#### TASK BRIEF:
Which lines below contain the word "April"? Copy each of them.

Element data from apps and pages:
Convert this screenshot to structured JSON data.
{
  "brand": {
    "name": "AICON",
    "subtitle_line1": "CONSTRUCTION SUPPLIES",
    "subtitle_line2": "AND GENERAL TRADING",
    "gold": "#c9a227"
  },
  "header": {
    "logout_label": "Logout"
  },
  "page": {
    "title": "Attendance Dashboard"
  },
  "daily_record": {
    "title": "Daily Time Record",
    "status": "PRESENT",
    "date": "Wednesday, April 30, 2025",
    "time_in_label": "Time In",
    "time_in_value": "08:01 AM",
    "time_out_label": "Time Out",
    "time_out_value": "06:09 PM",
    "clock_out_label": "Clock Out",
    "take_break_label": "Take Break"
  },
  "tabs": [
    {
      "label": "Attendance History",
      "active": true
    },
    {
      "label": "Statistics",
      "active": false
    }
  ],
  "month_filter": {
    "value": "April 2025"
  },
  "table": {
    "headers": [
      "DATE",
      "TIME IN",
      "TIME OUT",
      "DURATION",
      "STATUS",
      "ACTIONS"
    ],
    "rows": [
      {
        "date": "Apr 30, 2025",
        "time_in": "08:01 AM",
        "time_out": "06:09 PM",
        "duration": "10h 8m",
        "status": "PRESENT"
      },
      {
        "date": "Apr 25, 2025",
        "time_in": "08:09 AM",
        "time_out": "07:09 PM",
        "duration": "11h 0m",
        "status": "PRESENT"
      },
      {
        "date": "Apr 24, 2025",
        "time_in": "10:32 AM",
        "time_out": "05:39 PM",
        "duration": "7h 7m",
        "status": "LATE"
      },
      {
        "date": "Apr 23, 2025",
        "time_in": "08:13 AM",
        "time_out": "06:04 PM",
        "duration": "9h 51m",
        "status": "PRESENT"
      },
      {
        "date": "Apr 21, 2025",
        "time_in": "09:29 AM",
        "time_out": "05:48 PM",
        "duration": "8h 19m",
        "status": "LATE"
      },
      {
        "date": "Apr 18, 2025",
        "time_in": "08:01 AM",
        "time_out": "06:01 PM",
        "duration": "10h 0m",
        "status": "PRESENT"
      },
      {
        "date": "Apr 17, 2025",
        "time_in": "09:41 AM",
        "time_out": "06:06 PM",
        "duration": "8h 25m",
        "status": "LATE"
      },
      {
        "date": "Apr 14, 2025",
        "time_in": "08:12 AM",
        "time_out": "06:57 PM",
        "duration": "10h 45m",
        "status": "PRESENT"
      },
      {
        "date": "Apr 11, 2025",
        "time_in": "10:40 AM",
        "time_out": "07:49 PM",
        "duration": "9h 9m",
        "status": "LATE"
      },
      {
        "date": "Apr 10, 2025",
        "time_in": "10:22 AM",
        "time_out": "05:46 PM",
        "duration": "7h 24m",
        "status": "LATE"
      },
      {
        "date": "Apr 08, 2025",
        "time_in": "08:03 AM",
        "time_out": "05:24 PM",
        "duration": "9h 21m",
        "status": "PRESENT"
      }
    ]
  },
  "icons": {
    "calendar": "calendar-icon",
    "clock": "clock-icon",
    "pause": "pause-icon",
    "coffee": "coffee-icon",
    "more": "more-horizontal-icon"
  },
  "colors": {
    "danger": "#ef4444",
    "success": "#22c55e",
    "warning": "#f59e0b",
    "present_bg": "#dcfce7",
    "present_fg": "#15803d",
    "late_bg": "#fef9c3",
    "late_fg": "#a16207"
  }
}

#### RESULT OF THE TASK:
    "date": "Wednesday, April 30, 2025",
    "value": "April 2025"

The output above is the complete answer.